If you’re buying Christmas gifts for an architect, main contractor, subbie, lawyer or adjudicator, then we’ve got the perfect books for them
If you happen to be chez Bingham for Christmas lunch this year, the odds are that the guv’nor – alias Mrs Bingham – will place a nicely wrapped present on the table: a book. Last year, mine was Hitler’s Canary by Sandi Toksvig. Loved it. So what about a book for Christmas? The dispute folk in the family might appreciate some ideas.
First, there’s The JCT05 Standard Building Subcontract, by Peter Barnes. There are surprisingly few books on subcontracts and the related law, yet the modern subcontractor has to be as up to snuff on the rules as he is on the putter-uppering.
There is a super background chapter on getting into contract. Then Barnes takes his reader through the machinery of the standard form. Better still, he tells you what to look for when signing up. Do you know the difference between signing “under hand” and signing as a “deed”? The author’s analysis of time obligations is excellent, as is his section on control of changes. Payment rules are comfortably explained. In short, Barnes is willing to share his 30 years of disputes with you and we could do with more books by him.

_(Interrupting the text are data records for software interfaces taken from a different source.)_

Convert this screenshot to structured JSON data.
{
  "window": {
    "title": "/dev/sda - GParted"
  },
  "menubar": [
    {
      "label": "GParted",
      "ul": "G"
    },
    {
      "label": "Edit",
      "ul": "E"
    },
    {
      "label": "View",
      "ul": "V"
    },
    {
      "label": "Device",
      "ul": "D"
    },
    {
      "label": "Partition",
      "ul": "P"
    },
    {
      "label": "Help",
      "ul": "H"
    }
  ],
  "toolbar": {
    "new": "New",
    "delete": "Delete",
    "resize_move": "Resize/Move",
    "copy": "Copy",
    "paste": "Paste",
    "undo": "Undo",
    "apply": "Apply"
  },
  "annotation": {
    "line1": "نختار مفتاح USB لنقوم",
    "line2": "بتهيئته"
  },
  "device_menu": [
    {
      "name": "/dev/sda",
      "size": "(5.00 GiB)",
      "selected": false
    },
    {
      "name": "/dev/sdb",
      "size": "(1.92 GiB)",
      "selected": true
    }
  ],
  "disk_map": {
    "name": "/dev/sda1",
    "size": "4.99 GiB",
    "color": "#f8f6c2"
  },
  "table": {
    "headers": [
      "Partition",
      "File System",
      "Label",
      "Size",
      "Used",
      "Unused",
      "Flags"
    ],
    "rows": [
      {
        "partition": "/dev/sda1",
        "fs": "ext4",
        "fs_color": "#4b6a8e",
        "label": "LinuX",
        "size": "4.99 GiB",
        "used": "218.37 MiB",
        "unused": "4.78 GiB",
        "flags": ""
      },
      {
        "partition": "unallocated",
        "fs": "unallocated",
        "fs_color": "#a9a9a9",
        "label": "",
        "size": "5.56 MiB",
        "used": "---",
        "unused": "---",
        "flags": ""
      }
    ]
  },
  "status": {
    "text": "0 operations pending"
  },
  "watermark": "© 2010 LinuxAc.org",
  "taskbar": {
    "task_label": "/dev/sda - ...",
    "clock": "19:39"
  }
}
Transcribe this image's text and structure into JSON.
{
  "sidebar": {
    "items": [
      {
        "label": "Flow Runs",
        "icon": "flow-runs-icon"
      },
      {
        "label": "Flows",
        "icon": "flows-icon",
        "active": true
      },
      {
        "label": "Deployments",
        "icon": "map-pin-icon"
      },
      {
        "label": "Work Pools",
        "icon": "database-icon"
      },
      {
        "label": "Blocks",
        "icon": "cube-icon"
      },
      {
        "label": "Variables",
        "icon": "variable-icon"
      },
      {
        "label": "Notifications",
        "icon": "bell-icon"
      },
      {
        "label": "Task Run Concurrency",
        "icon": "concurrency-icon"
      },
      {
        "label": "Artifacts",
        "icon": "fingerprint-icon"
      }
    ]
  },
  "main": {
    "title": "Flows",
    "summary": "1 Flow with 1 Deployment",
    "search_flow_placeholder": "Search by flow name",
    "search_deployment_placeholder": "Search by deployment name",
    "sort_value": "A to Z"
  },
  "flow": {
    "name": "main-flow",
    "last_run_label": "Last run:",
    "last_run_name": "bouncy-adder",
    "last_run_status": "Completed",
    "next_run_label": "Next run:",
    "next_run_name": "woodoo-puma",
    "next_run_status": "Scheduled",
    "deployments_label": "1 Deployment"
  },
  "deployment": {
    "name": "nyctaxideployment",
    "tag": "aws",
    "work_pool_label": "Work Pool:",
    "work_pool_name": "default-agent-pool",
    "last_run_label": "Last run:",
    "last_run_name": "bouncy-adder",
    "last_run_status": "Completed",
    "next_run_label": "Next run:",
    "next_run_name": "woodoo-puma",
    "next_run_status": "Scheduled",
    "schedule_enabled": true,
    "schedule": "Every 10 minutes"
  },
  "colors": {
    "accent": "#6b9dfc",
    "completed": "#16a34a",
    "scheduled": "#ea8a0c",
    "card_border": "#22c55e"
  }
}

Do give The Streetwise Subbie to your subbie Dad. For a start, it has cartoons. Mind you, it is deadly serious in its asides: “Construction is a tricky balance of risk against rewards. If you’re frightened of risk, then you should find another way of earning a living.” The author, Jack Russell, punches home the risks. I kept on saying yes, yes and yes again. I said “hurrah” when he suggests that you “walk away” from a tempting order.
I giggled at “why work for free?” and his descriptions of “little tin gods” and “the alligator problem”. He shoves reality up the nose of the brave new world of partnering.
Speaking of which, there’s Partnering in the Construction Industry by John Bennett and Sarah Peace. It is a joy to hear some people still talk about collaboration, teamwork and well-developed communication links. Four to five years ago, it was a drumbeat … rather like that tin drum you may be tempted to buy as a malicious present for your brother’s youngest child.
The Streetwise Subbie has cartoons. Mind you, it is deadly serious too, and it punches home the risks
The drumbeat of partnering jarred because some folk began to exploit the goodwill inherent in the process. The payer who didn’t want to pay pointed to the value of the partnering relationship. Yet partnering makes such good sense, like taking daily exercise, not smoking and not eating too much Christmas pud. This is one hell of a good book to read, to aspire to, to long to adopt. Like going to Pilates classes more than twice. Stick at it.
Two hands-on experts, Steve Lowsley and Christopher Linnett, have produced a little winner, About Time: Delay Analysis in Construction. If you’ve got an architect in the family, put it in their stocking. Architects are born, not made. They are clever. Different.
But they all end up evaluating extensions of time claims. Some are a bit naff at it. To help out, this book contains practical advice on evaluating delays. It even claims to be jargon free – and it nearly is.
If mum or dad is an adjudicator, pop this one into their stocking too. It’s helpful to have an adjudicator who has a jargon-free understanding of delay claims. Actually, that goes for subcontractors and main contractors too.
It’s hardly surprising that David Chappell has produced a fourth edition of his JCT Minor Works Building Contracts 2005. The first was an instant hit for me and edition four is just as good. Disputeland would not be the same without little builders and little clients falling out. So, if dad is a little builder, put this in his little stocking.
If you have a big boy’s stocking, a really serious present is Richard Wilmot-Smith’s Construction Contracts Law and Practice. The lawyers around the Christmas table will like this one – although not for reading on Christmas Day, of course.
Tony Bingham is a barrister and arbitrator